Babies cry. It’s a feature, not a bug. Sure, we all know this before getting into the whole parenthood thing, but I don’t think any experience — being seated next to a tiny screamer on an aeroplane, holding a shrieking nephew as his bottle is prepped, or even living above an infant in full sleep-training mode — could ever prepare one for the relentless agony of being face-to-face with your own inconsolable child and feeling utterly helpless.
The other night, I experienced this with my “easy baby”. I rocked him, stood up, sat back down, rocked him in a different position, stood up again, murmured some holy hells and he still wailed.
For many mums and dads, seeing their baby cry is hard, but that isn’t what’s maddening. It’s the pitch and the volume and the persistence of the shrieks. “It’s like he was screaming from the inside of my brain,” one redditor described of his first son. “When this happened, I would have feelings of anger, despair and even violence.” Others could relate.
There’s a tip that maternity ward nurses don’t tell you, and I’m not sure why. It is simply: Protect your ears. Writer Nicole Cliffe recently gave this advice on Twitter:
Major tip when you are the one soothing the shrieking baby: noise-cancelling headphones, it takes the edge off just enough to keep your brain from melting. Also, as always, if you are really losing it, PUT BABY IN CRIB AND LEAVE ROOM.
Babies can cry at over 100 decibels, which is in the danger zone for hearing damage with prolonged exposure. In one study (PDF) out of Eastern Kentucky University, a child’s cry was recorded at 120 decibels, an intensity “comparable to the noise generated by snowmobiles and only 10 [decibels] below that of an aeroplane departure”.
The sound is designed to put you in distress (you can thank evolution for that). It’s been said that sound of crying babies is blasted at Navy SEALs to test their endurance. In rare cases, excessive crying can place an infant at risk for abuse.

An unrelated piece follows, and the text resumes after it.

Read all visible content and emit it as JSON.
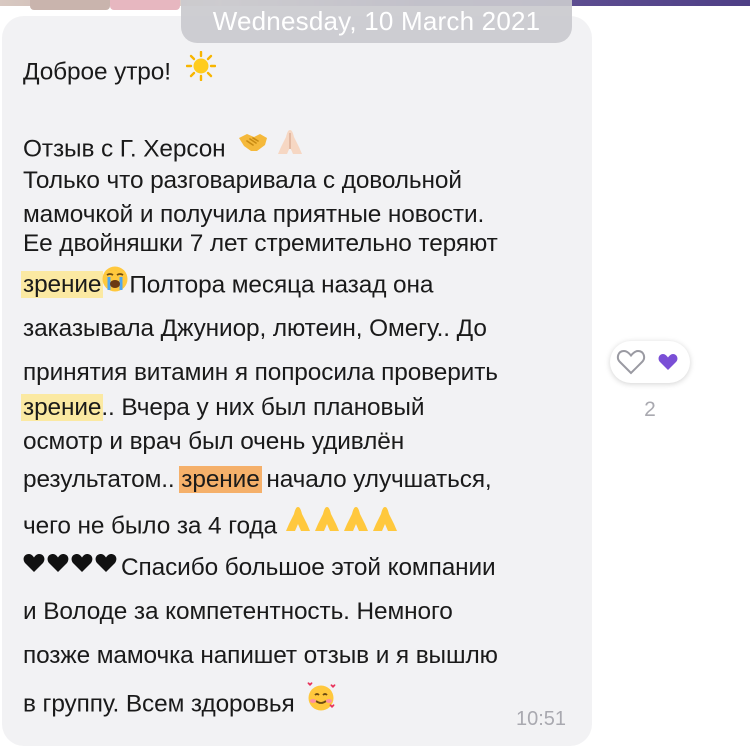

So when you’re rocking and comforting a baby who is screaming in your ear, it makes sense to do what it takes to feel a little more human, as long as it’s safe.
However, the thing about Cliffe’s recommendation — to wear noise-cancelling headphones — is that it might not work. The New York Times explains the science behind the gadgets and gives the bad news: “At higher frequencies, like the human vocal range and higher, the headphones do very little if anything at all.” (Though some beg to differ and say that they’re awesome for dampening baby screams.)
You might also try foam ear plugs at around the 30 decibel level. Some parents have used a combination of the two.
It’s important to note that you aren’t ignoring your child, and you still want to hear the cries. (I would not wear any noise-blocking device after putting a baby to bed, unless perhaps another adult is on duty.) This is not a solution to a baby’s crying, if that must be said. It’s a given that you are talking to your paediatrician about any underlying issues.
The tip is meant to help you be a better parent to your baby. For that, you need to hear yourself think.
(As Cliffe notes, if you have any disturbing thoughts that are “persistent and present when the baby is not crying”, talk to your doctor.)